_Task to complete_: Go through the data line by line and count the lines that hold "content". Reply with the total only.

_Element data from apps and pages_:
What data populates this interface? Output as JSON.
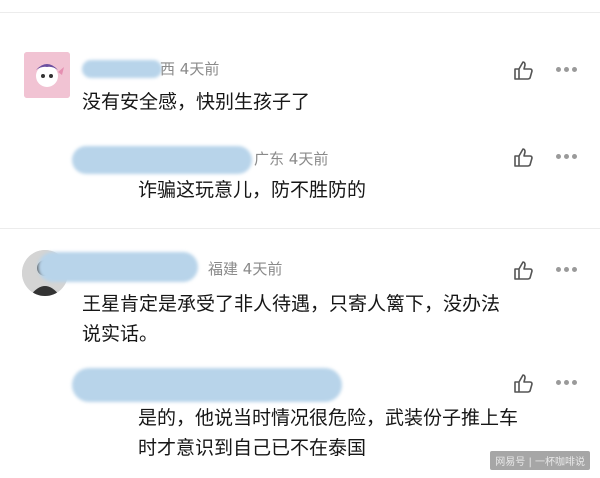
{
  "comments": [
    {
      "location": "西",
      "time": "4天前",
      "text": "没有安全感，快别生孩子了",
      "reply": {
        "location": "广东",
        "time": "4天前",
        "text": "诈骗这玩意儿，防不胜防的"
      }
    },
    {
      "location": "福建",
      "time": "4天前",
      "text_line1": "王星肯定是承受了非人待遇，只寄人篱下，没办法",
      "text_line2": "说实话。",
      "reply": {
        "text_line1": "是的，他说当时情况很危险，武装份子推上车",
        "text_line2": "时才意识到自己已不在泰国"
      }
    }
  ],
  "watermark": "网易号 | 一杯咖啡说"
}
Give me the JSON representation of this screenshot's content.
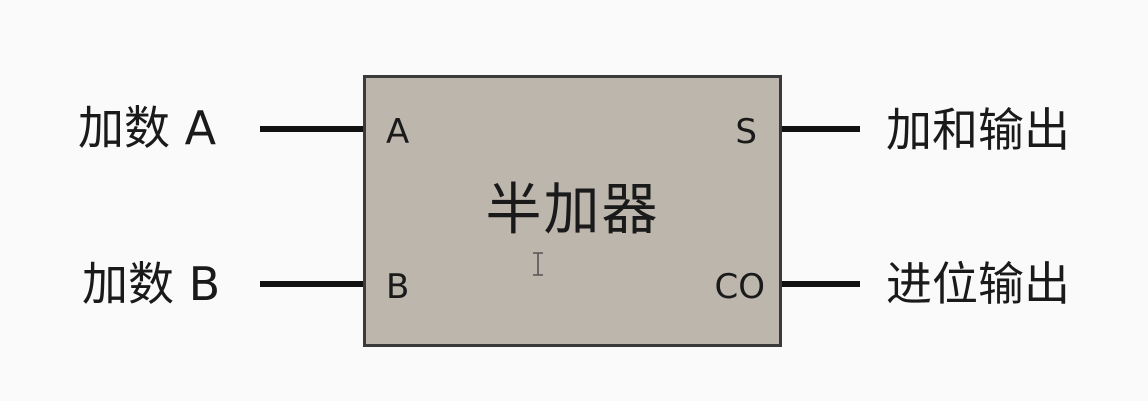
{
  "inputs": {
    "a": {
      "label": "加数 A",
      "pin": "A"
    },
    "b": {
      "label": "加数 B",
      "pin": "B"
    }
  },
  "outputs": {
    "s": {
      "label": "加和输出",
      "pin": "S"
    },
    "co": {
      "label": "进位输出",
      "pin": "CO"
    }
  },
  "block": {
    "title": "半加器",
    "fill_color": "#bcb6ad",
    "border_color": "#3a3a3a"
  },
  "icons": {
    "cursor": "text-cursor-icon"
  }
}
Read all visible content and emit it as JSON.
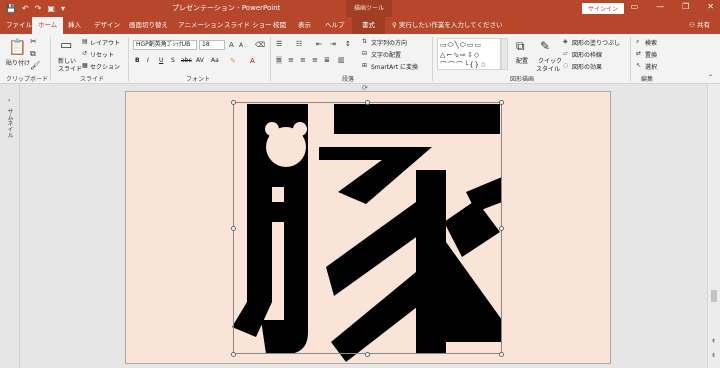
{
  "titlebar": {
    "qat": [
      "💾",
      "↶",
      "↷",
      "▣",
      "▾"
    ],
    "doc_title": "プレゼンテーション - PowerPoint",
    "context_title": "描画ツール",
    "signin": "サインイン",
    "controls": [
      "▭",
      "—",
      "❐",
      "✕"
    ]
  },
  "tabs": {
    "file": "ファイル",
    "home": "ホーム",
    "insert": "挿入",
    "design": "デザイン",
    "transitions": "画面切り替え",
    "animations": "アニメーション",
    "slideshow": "スライド ショー",
    "review": "校閲",
    "view": "表示",
    "help": "ヘルプ",
    "format": "書式"
  },
  "tell_me": "実行したい作業を入力してください",
  "share": "共有",
  "ribbon": {
    "clipboard": {
      "paste": "貼り付け",
      "label": "クリップボード"
    },
    "slides": {
      "new_slide": "新しい",
      "new_slide2": "スライド",
      "layout": "レイアウト",
      "reset": "リセット",
      "section": "セクション",
      "label": "スライド"
    },
    "font": {
      "name": "HGP創英角ｺﾞｼｯｸUB",
      "size": "18",
      "label": "フォント",
      "bold": "B",
      "italic": "I",
      "underline": "U",
      "shadow": "S",
      "strike": "abc",
      "spacing": "AV",
      "case": "Aa"
    },
    "paragraph": {
      "direction": "文字列の方向",
      "align": "文字の配置",
      "smartart": "SmartArt に変換",
      "label": "段落"
    },
    "drawing": {
      "arrange": "配置",
      "quick_styles": "クイック",
      "quick_styles2": "スタイル",
      "fill": "図形の塗りつぶし",
      "outline": "図形の枠線",
      "effects": "図形の効果",
      "label": "図形描画"
    },
    "editing": {
      "find": "検索",
      "replace": "置換",
      "select": "選択",
      "label": "編集"
    }
  },
  "thumbnails_label": "サムネイル",
  "slide": {
    "background": "#fae4d7",
    "glyph_color": "#000000"
  },
  "colors": {
    "accent": "#b7472a",
    "ribbon": "#f3f3f3",
    "canvas": "#e6e6e6"
  }
}
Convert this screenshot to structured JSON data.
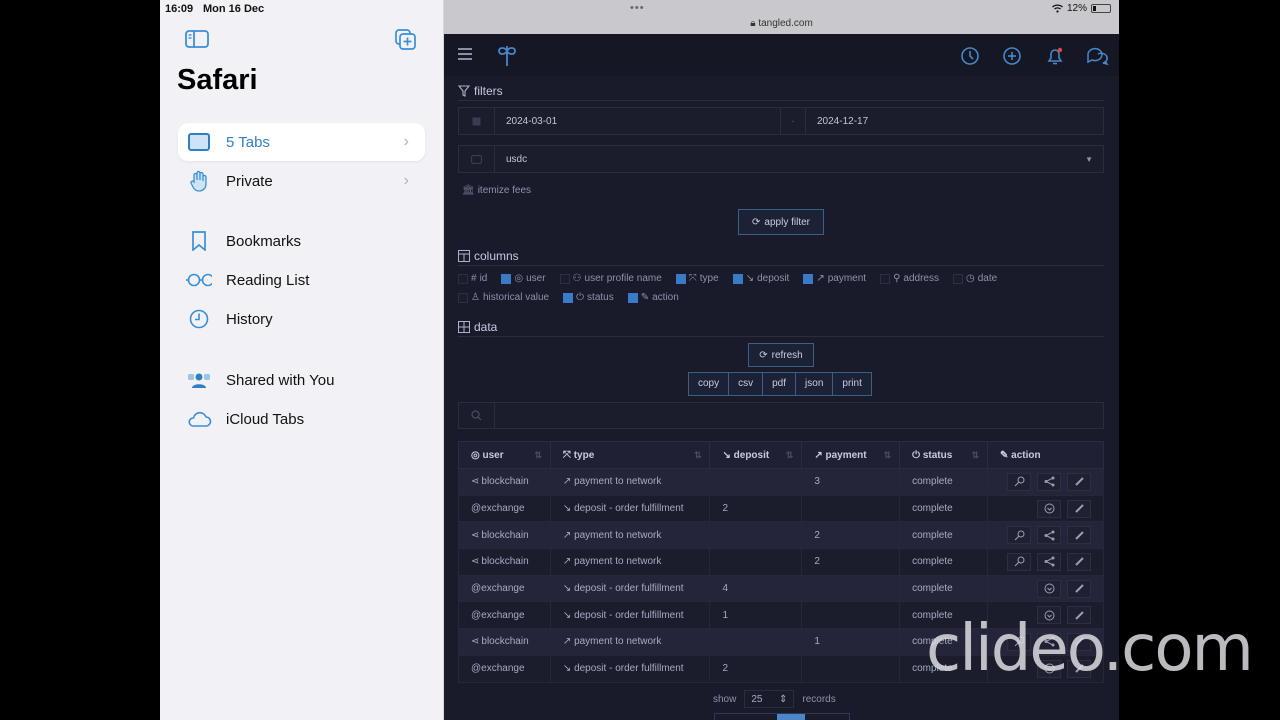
{
  "status_bar": {
    "time": "16:09",
    "date": "Mon 16 Dec",
    "battery": "12%"
  },
  "sidebar": {
    "title": "Safari",
    "items": [
      {
        "label": "5 Tabs",
        "icon": "tabs-icon",
        "active": true,
        "chevron": "›"
      },
      {
        "label": "Private",
        "icon": "hand-icon",
        "chevron": "›"
      },
      {
        "label": "Bookmarks",
        "icon": "bookmark-icon"
      },
      {
        "label": "Reading List",
        "icon": "glasses-icon"
      },
      {
        "label": "History",
        "icon": "clock-icon"
      },
      {
        "label": "Shared with You",
        "icon": "shared-icon"
      },
      {
        "label": "iCloud Tabs",
        "icon": "cloud-icon"
      }
    ]
  },
  "browser": {
    "dots": "•••",
    "url": "tangled.com"
  },
  "filters": {
    "heading": "filters",
    "date_from": "2024-03-01",
    "date_sep": "-",
    "date_to": "2024-12-17",
    "currency": "usdc",
    "itemize_label": "itemize fees",
    "apply_label": "apply filter"
  },
  "columns": {
    "heading": "columns",
    "options": [
      {
        "label": "id",
        "glyph": "#",
        "checked": false
      },
      {
        "label": "user",
        "glyph": "◎",
        "checked": true
      },
      {
        "label": "user profile name",
        "glyph": "⚇",
        "checked": false
      },
      {
        "label": "type",
        "glyph": "⤧",
        "checked": true
      },
      {
        "label": "deposit",
        "glyph": "↘",
        "checked": true
      },
      {
        "label": "payment",
        "glyph": "↗",
        "checked": true
      },
      {
        "label": "address",
        "glyph": "⚲",
        "checked": false
      },
      {
        "label": "date",
        "glyph": "◷",
        "checked": false
      },
      {
        "label": "historical value",
        "glyph": "♙",
        "checked": false
      },
      {
        "label": "status",
        "glyph": "⏻",
        "checked": true
      },
      {
        "label": "action",
        "glyph": "✎",
        "checked": true
      }
    ]
  },
  "data_section": {
    "heading": "data",
    "refresh_label": "refresh",
    "export": [
      "copy",
      "csv",
      "pdf",
      "json",
      "print"
    ],
    "search_placeholder": ""
  },
  "table": {
    "headers": [
      {
        "label": "user",
        "glyph": "◎"
      },
      {
        "label": "type",
        "glyph": "⤧"
      },
      {
        "label": "deposit",
        "glyph": "↘"
      },
      {
        "label": "payment",
        "glyph": "↗"
      },
      {
        "label": "status",
        "glyph": "⏻"
      },
      {
        "label": "action",
        "glyph": "✎"
      }
    ],
    "rows": [
      {
        "user": "blockchain",
        "user_icon": "share",
        "type": "↗ payment to network",
        "deposit": "",
        "payment": "3",
        "status": "complete",
        "actions": [
          "key",
          "share",
          "edit"
        ]
      },
      {
        "user": "@exchange",
        "user_icon": "",
        "type": "↘ deposit - order fulfillment",
        "deposit": "2",
        "payment": "",
        "status": "complete",
        "actions": [
          "download",
          "edit"
        ]
      },
      {
        "user": "blockchain",
        "user_icon": "share",
        "type": "↗ payment to network",
        "deposit": "",
        "payment": "2",
        "status": "complete",
        "actions": [
          "key",
          "share",
          "edit"
        ]
      },
      {
        "user": "blockchain",
        "user_icon": "share",
        "type": "↗ payment to network",
        "deposit": "",
        "payment": "2",
        "status": "complete",
        "actions": [
          "key",
          "share",
          "edit"
        ]
      },
      {
        "user": "@exchange",
        "user_icon": "",
        "type": "↘ deposit - order fulfillment",
        "deposit": "4",
        "payment": "",
        "status": "complete",
        "actions": [
          "download",
          "edit"
        ]
      },
      {
        "user": "@exchange",
        "user_icon": "",
        "type": "↘ deposit - order fulfillment",
        "deposit": "1",
        "payment": "",
        "status": "complete",
        "actions": [
          "download",
          "edit"
        ]
      },
      {
        "user": "blockchain",
        "user_icon": "share",
        "type": "↗ payment to network",
        "deposit": "",
        "payment": "1",
        "status": "complete",
        "actions": [
          "key",
          "share",
          "edit"
        ]
      },
      {
        "user": "@exchange",
        "user_icon": "",
        "type": "↘ deposit - order fulfillment",
        "deposit": "2",
        "payment": "",
        "status": "complete",
        "actions": [
          "download",
          "edit"
        ]
      }
    ]
  },
  "pager": {
    "show_label": "show",
    "page_size": "25",
    "records_label": "records"
  },
  "watermark": "clideo.com",
  "colors": {
    "accent": "#3a7bc8",
    "sidebar_active": "#2f7fc1",
    "notification_dot": "#e0443a"
  }
}
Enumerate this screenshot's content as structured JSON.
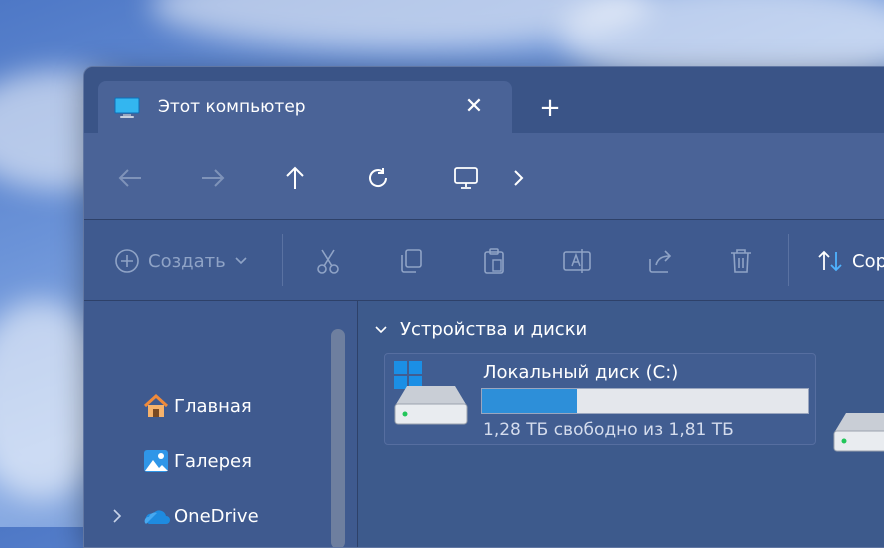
{
  "tab": {
    "title": "Этот компьютер"
  },
  "toolbar": {
    "create_label": "Создать",
    "sort_label": "Сор"
  },
  "sidebar": {
    "items": [
      {
        "label": "Главная",
        "icon": "home-icon"
      },
      {
        "label": "Галерея",
        "icon": "gallery-icon"
      },
      {
        "label": "OneDrive",
        "icon": "onedrive-icon"
      }
    ]
  },
  "content": {
    "group_header": "Устройства и диски",
    "drives": [
      {
        "name": "Локальный диск (C:)",
        "free_text": "1,28 ТБ свободно из 1,81 ТБ",
        "used_fraction": 0.29
      }
    ]
  },
  "colors": {
    "accent": "#2d8fd9",
    "window_bg": "#3f5a8f"
  }
}
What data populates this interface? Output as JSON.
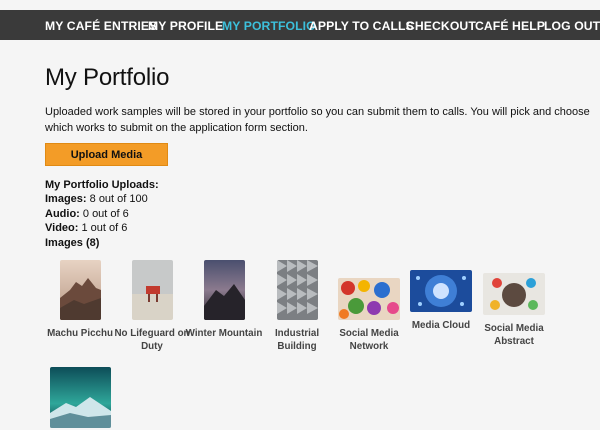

_Reply_: 4